WASHINGTON, DC - JANUARY 17: Vice President-elect Mike Pence delivers remarks at the Chairman's Global Dinner, at the Andrew W. Mellon Auditorium on January 17, 2017 in Washington, DC.The invitation-only black-tie event is a chance for Trump to introduce himself and members of his cabinet to foreign diplomats. (Photo by Kevin Dietsch-Pool/Getty Images)
Cox Media Group National Content Desk
CHEVY CHASE, Md.
With biodegradable glitter, rainbow flags and glow sticks in hand, about 200 protesters boogied their way to Vice President-elect Mike Pence's rented home in the Washington, D.C., area on Wednesday night to protest his stance on LGBTQ rights.
The protest, dubbed the "Queer Dance Party at Mike Pence's House," was organized by the groups WERK for Peace and DisruptJ20.
"Dance is so integral to the queer community as a form of self-expression and a form of asserting our power and our beauty and our love for one another," organizer Firas Nasr, 23, told The Washington Post. "We want to send a strong message to Pence that we're a united queer community. We've always stood united. There's always space to dance."
The group converged on the Friendship Heights Metro Station around 6 p.m. As the pulsing beats of gay icons including Michael Jackson, Whitney Houston, Madonna and Lady Gaga filled the air, protesters shimmied toward Pence's house in the Chevy Chase neighborhood, covering about 1.2 miles, with frequent dance breaks, CNN reported.
The protest was centered on Pence's record on gay and transgender rights. He has consistently opposed same-sex marriage, linking the unions to "societal collapse" in a 2006 speech.

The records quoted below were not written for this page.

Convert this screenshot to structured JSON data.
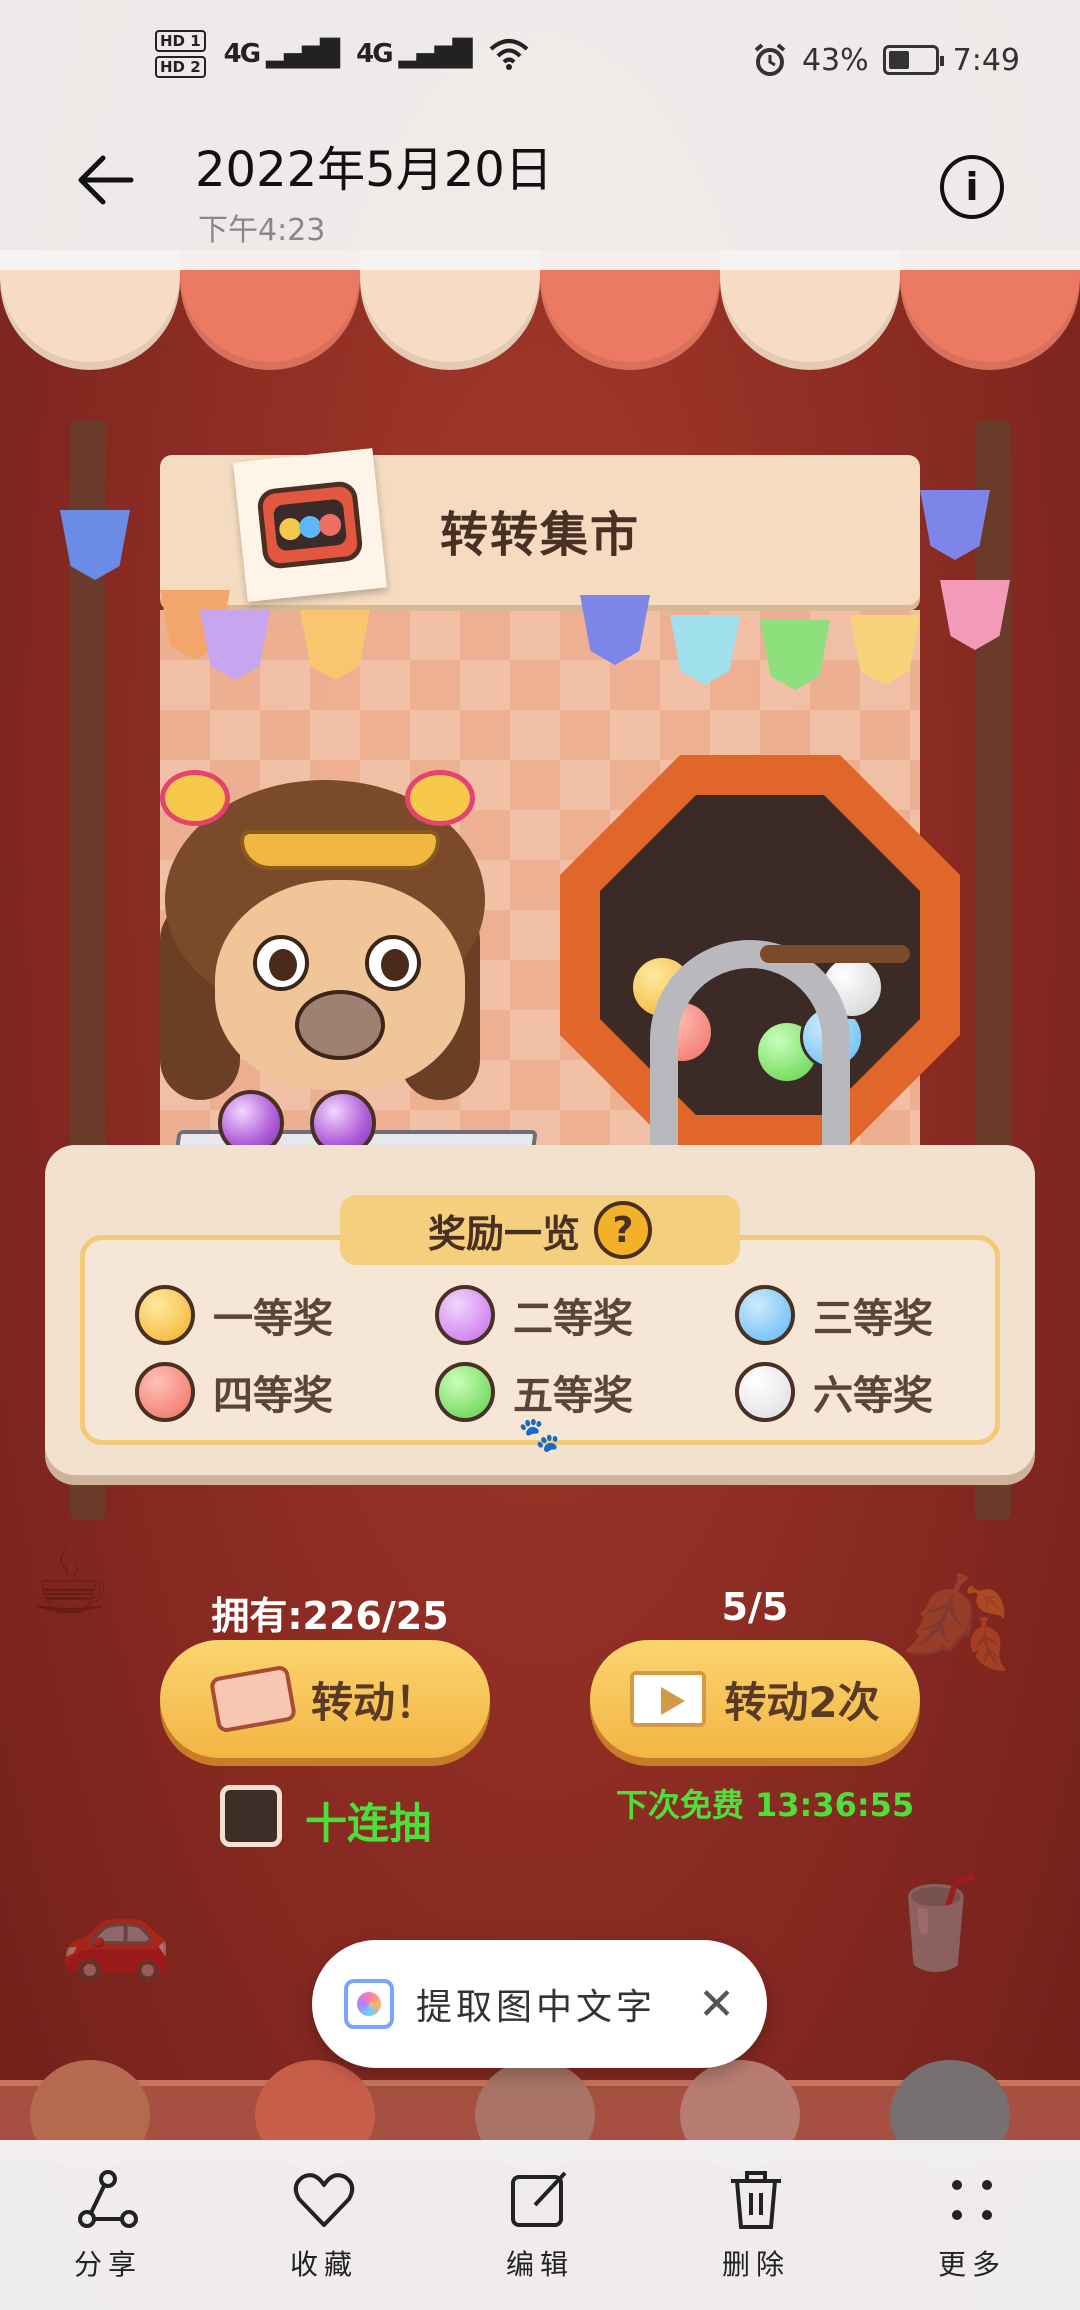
{
  "status_bar": {
    "hd1": "HD 1",
    "hd2": "HD 2",
    "signal1": "4G",
    "signal2": "4G",
    "battery": "43%",
    "time": "7:49"
  },
  "header": {
    "title": "2022年5月20日",
    "subtitle": "下午4:23"
  },
  "game": {
    "booth_title": "转转集市",
    "reward_title": "奖励一览",
    "help_symbol": "?",
    "prizes": [
      {
        "label": "一等奖",
        "color": "#f2b128"
      },
      {
        "label": "二等奖",
        "color": "#c46be6"
      },
      {
        "label": "三等奖",
        "color": "#5db8f5"
      },
      {
        "label": "四等奖",
        "color": "#ef6e63"
      },
      {
        "label": "五等奖",
        "color": "#5fcf4a"
      },
      {
        "label": "六等奖",
        "color": "#eeeeee"
      }
    ],
    "owned": "拥有:226/25",
    "spin_label": "转动！",
    "free_count": "5/5",
    "spin_twice_label": "转动2次",
    "ten_draw_label": "十连抽",
    "next_free": "下次免费 13:36:55"
  },
  "ocr": {
    "label": "提取图中文字",
    "close": "✕"
  },
  "bottom_actions": [
    {
      "label": "分享",
      "icon": "share-icon"
    },
    {
      "label": "收藏",
      "icon": "heart-icon"
    },
    {
      "label": "编辑",
      "icon": "edit-icon"
    },
    {
      "label": "删除",
      "icon": "trash-icon"
    },
    {
      "label": "更多",
      "icon": "more-icon"
    }
  ]
}
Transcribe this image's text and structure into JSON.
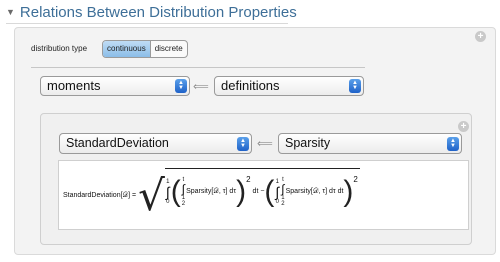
{
  "header": {
    "title": "Relations Between Distribution Properties"
  },
  "controls": {
    "distribution_type_label": "distribution type",
    "options": [
      "continuous",
      "discrete"
    ],
    "selected": "continuous"
  },
  "top_row": {
    "left": "moments",
    "arrow": "⟸",
    "right": "definitions"
  },
  "inner": {
    "left": "StandardDeviation",
    "arrow": "⟸",
    "right": "Sparsity",
    "formula": {
      "lhs": "StandardDeviation[𝒟] =",
      "term1_body": "Sparsity[𝒟, τ] dτ",
      "dt1": "dt −",
      "term2_body": "Sparsity[𝒟, τ] dτ dt",
      "int_upper": "1",
      "int_lower": "0",
      "inner_upper": "t",
      "inner_lower": "1",
      "inner_lower2": "2",
      "power": "2"
    }
  },
  "colors": {
    "title": "#3e6f98",
    "segment_on": "#8bbde8",
    "popup_arrow": "#1f62c8"
  }
}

He opposed the repeal of "don't ask, don't tell." He voted against the Employment Non-Discrimination Act in 2007, which would have banned sexual orientation-based discrimination.
"By extending the reach of federal law to cover sexual orientation, employment discrimination protections, in effect, can wage war on the free exercise of religion in the workplace," he said at the time. "We must stand for the right of every American to practice their faith according to the dictates of their conscience, whether it be in the public square or in the workplace."
Pence's Chevy Chase neighbors have flown hundreds of rainbow flags in silent support of gay rights since he arrived in town. Many watched Wednesday night's protest. Some carried snacks, according to CNN.
"I love this," 76-year-old Chevy Chase resident Mary Ann Carmody told The Washington Post. "I love the world. It's wonderful to see people on the street like this. We're lucky we can do this."
These are the streets outside Mike Pence's house in D.C., shut down by activists throwing a Queer Dance Party tonight. Pure jubilance. pic.twitter.com/GrJAgvSZBh
A few Donald Trump supporters were also seen near Pence's home, according to CNN, but the dancers did not interact with them.
It was not immediately clear whether Pence knew about the protest. At the time of the dance party, which started to disband around 8:30 p.m., Pence was hosting the vice president-elect's inaugural dinner across town.